Think about what her life is going to be like. The National Enquirer has said that they will be on this story "forever." That means every time her birthday rolls around, they will take her picture and run it alongside John's. It will be on record for her to check as she grows older, for the Edwards's children to check as they grow older.

Why can't this scandal bring out that other part of humanity, the empathy part where we know that you don't say those things about a baby? Condemn the adults--all of them--but leave the child alone.

With this empathy, we should be able to listen a little better and hear what isn't being talked about in between the detailed discussions about lipstick, animals, who's lying more, and who can send an email: a meaningful discussion about ending poverty.

Whether the pundits on TV or political writers or joke-tellers want to admit it, one of the leading voices for working people and economic justice has been silenced. For the first time in forty years, we had a national leader--agree or disagree with him--who was at least willing to spend every day fighting to strengthen our middle class by 36 million people. John can no longer do that and it's his fault. But it's still a loss.

So who will fill this void? While people can rejoice in the fallen messenger, the message still stands.

There are still 36 million Americans who wake up every day in poverty and millions and millions more who live on the edge and most work. There are veterans sleeping under bridges and getting food from dumpsters while we are at war and there's no outrage. Tent cities pop up because too many are losing their homes. We now own a piece of Fannie Mae, Freddie Mac and AIG and the economy has stopped working for most Americans. The scandal didn't end any of these struggles or diminish the work at It didn't alter a single truth about the inequities in this country. And yet, this void exists.

While the personal grief in all of this is real, the political loss may be the greatest of all if we have to wait another forty years to finish the work President Johnson and the great Sargent Shriver started all those years ago.

If another national leader could pick up the megaphone John had to put down, then that would be something good to come of this scandal, as well.

In the last speech John delivered to the AARP before the "Nightline" interview, he used a refrain, "Remember us." He had just finished giving a radio interview and we were talking in the green room and I was worried the phrase could be used in an unflattering way. He was quiet and said, "It's okay."

It's what a man in Uganda said to him. It's what a woman said to him under a bridge in New Orleans. It's what too many say in our country. What upsets me most is that this scandal can be used as an excuse to forget that woman, that man, and the work.

Everything has changed and nothing has changed since this scandal broke. There are still Two Americas and a country that longs for one. We can still cut the poverty rate in half in ten years and end it in thirty years if we as a nation choose to do so. This, too, is something good that can come of this,especially in the middle of this economic crisis.

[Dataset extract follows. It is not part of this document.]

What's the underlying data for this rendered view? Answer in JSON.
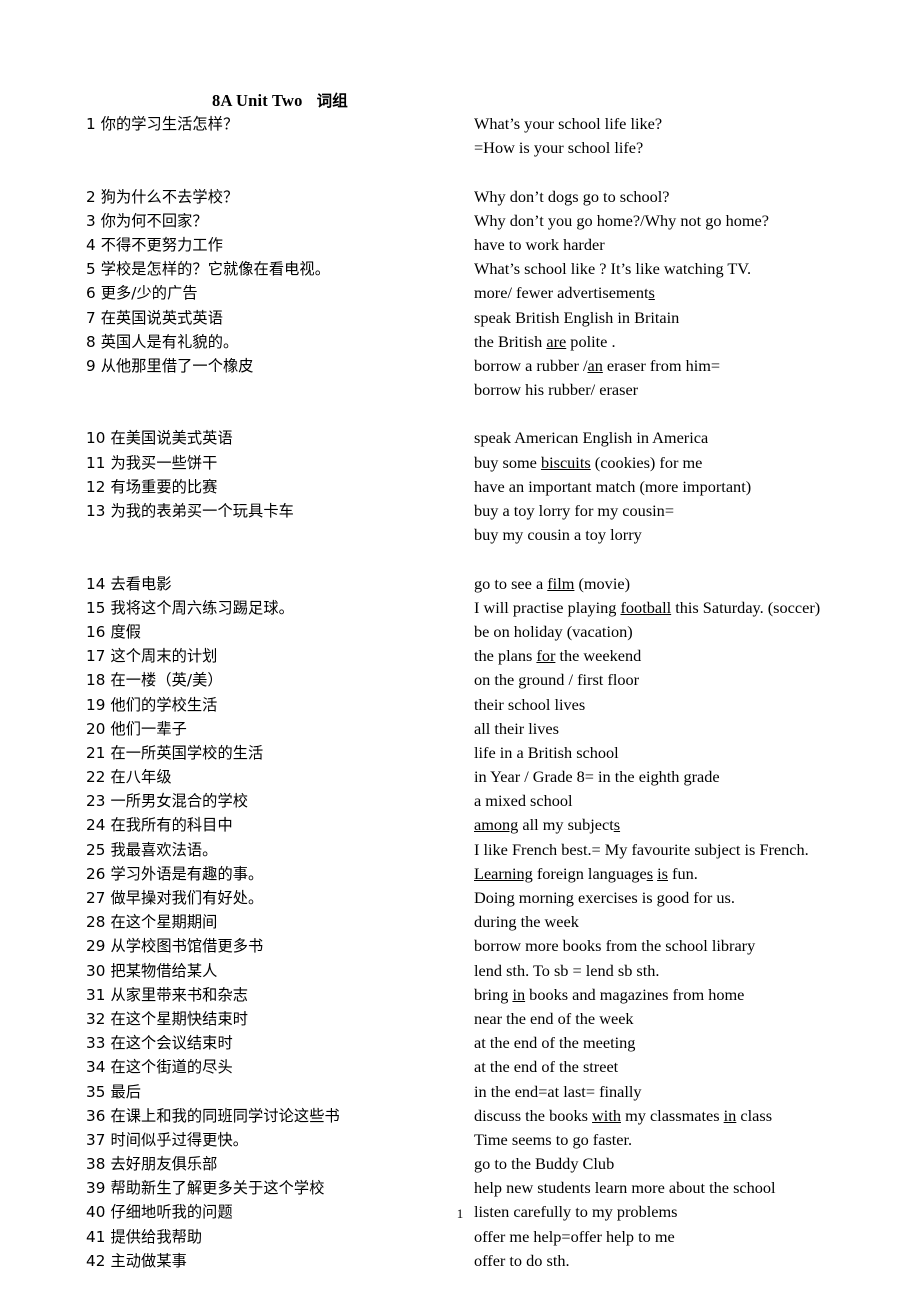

And since everyone's talking about Sarah Palin and moose these days, here's why, "Because grief unites us/like the locked antlers of moose/who die on their knees in pairs."

"Remember us." Who will now?